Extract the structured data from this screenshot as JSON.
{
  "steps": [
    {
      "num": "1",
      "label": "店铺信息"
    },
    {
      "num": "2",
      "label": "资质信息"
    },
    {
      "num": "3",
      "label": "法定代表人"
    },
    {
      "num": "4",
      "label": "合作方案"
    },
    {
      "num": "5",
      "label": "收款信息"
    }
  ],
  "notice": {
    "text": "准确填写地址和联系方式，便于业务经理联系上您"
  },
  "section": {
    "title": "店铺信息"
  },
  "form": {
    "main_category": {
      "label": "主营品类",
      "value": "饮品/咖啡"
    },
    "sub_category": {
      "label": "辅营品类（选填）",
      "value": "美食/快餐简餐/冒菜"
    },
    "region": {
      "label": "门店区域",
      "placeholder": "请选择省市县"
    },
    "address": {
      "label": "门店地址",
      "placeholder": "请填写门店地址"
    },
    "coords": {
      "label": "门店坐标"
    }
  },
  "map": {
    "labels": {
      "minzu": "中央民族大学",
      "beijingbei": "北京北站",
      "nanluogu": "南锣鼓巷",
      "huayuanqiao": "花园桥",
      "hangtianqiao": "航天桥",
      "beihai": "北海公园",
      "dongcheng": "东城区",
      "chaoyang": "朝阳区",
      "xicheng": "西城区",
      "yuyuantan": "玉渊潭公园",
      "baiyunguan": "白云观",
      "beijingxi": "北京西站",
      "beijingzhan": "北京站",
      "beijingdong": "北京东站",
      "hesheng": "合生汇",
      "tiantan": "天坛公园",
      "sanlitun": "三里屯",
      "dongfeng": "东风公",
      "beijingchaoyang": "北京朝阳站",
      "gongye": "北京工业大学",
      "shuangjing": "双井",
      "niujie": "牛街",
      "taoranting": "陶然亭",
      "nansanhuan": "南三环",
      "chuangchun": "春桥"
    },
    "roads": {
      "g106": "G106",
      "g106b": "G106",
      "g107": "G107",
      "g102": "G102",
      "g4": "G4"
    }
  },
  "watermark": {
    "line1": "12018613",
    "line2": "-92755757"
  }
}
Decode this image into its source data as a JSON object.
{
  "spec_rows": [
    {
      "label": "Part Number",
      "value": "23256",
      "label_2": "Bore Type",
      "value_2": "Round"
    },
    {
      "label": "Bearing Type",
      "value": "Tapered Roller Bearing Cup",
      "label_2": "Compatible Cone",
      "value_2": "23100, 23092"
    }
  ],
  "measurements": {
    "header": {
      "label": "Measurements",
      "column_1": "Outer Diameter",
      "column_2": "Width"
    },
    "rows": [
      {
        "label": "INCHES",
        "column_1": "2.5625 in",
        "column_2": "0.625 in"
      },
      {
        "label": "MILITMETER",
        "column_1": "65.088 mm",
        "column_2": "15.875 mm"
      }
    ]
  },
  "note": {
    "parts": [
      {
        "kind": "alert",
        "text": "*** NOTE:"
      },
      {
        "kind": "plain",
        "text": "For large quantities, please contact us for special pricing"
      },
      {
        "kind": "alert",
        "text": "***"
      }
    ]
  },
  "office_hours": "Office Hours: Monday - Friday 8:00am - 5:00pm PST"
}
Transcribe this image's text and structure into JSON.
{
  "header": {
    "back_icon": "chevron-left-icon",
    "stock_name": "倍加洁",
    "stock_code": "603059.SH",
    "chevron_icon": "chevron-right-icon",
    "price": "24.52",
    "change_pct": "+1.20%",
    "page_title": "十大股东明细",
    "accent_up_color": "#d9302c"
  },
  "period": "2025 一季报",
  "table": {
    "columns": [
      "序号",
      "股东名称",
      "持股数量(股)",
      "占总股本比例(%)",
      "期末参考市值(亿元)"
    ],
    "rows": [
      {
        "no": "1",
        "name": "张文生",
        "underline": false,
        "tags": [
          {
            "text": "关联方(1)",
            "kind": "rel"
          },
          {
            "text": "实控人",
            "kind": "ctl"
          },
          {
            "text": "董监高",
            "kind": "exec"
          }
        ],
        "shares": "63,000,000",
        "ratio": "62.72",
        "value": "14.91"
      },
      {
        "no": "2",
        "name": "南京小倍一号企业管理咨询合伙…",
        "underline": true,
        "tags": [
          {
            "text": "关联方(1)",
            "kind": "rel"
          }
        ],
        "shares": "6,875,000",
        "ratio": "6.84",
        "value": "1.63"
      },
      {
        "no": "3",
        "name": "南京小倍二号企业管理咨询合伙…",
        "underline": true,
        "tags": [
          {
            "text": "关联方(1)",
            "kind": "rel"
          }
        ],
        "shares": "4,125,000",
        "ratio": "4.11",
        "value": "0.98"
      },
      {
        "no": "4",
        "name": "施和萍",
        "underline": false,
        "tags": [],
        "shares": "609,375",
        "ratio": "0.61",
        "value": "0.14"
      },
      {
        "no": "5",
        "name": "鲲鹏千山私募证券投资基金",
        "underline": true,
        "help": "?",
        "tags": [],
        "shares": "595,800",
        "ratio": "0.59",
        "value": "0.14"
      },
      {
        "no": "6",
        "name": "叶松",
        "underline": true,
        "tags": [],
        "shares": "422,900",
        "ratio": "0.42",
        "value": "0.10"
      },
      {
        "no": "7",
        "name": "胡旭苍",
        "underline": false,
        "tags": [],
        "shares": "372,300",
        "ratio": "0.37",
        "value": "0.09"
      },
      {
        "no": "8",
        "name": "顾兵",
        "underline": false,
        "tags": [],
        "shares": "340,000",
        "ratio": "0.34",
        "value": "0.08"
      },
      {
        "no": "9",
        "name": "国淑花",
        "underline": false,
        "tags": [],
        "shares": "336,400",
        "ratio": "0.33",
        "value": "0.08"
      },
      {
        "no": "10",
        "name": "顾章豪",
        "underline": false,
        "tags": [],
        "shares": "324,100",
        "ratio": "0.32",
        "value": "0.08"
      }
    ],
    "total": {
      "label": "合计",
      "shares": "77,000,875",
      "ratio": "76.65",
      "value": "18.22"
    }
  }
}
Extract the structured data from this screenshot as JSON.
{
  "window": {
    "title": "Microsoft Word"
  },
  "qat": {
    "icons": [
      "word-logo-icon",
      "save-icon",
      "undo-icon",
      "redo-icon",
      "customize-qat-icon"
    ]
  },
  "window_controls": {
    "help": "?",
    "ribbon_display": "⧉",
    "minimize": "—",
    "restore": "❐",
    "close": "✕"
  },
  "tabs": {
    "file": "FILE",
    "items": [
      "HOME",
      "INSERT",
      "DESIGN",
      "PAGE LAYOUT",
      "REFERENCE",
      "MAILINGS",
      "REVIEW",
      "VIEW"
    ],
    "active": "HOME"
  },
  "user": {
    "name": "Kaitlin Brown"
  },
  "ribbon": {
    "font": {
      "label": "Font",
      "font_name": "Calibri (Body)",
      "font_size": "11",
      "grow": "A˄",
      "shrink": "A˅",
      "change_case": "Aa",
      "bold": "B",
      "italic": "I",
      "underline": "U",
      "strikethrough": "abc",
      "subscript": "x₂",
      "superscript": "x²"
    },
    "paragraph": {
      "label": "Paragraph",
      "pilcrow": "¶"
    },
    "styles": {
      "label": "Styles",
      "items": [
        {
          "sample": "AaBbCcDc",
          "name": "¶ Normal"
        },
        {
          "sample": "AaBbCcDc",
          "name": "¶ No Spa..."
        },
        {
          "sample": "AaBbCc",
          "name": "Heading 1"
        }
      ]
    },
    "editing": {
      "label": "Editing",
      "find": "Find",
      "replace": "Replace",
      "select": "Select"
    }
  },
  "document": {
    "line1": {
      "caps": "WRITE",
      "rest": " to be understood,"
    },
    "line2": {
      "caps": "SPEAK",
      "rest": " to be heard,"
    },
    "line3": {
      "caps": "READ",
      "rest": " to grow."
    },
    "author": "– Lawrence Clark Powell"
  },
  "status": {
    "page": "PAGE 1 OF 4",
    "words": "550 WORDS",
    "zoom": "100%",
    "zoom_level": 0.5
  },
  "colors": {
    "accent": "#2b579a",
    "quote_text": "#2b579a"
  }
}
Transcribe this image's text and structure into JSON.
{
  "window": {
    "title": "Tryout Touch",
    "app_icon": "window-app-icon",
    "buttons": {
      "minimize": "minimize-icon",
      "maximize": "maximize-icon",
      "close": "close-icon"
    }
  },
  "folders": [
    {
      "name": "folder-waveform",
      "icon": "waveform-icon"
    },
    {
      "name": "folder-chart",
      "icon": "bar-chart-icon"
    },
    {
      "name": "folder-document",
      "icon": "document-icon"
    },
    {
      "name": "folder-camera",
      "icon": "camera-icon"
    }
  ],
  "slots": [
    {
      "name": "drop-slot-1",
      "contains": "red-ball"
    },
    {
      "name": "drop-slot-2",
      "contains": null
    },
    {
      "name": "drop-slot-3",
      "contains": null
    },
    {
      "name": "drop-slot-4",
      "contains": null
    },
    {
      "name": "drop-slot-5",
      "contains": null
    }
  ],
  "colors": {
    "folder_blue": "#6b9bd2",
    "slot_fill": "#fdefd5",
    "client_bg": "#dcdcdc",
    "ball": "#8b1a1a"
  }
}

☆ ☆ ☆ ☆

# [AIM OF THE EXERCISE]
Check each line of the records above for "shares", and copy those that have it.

# [ANSWER TO THIS TASK]
        "shares": "63,000,000",
        "shares": "6,875,000",
        "shares": "4,125,000",
        "shares": "609,375",
        "shares": "595,800",
        "shares": "422,900",
        "shares": "372,300",
        "shares": "340,000",
        "shares": "336,400",
        "shares": "324,100",
      "shares": "77,000,875",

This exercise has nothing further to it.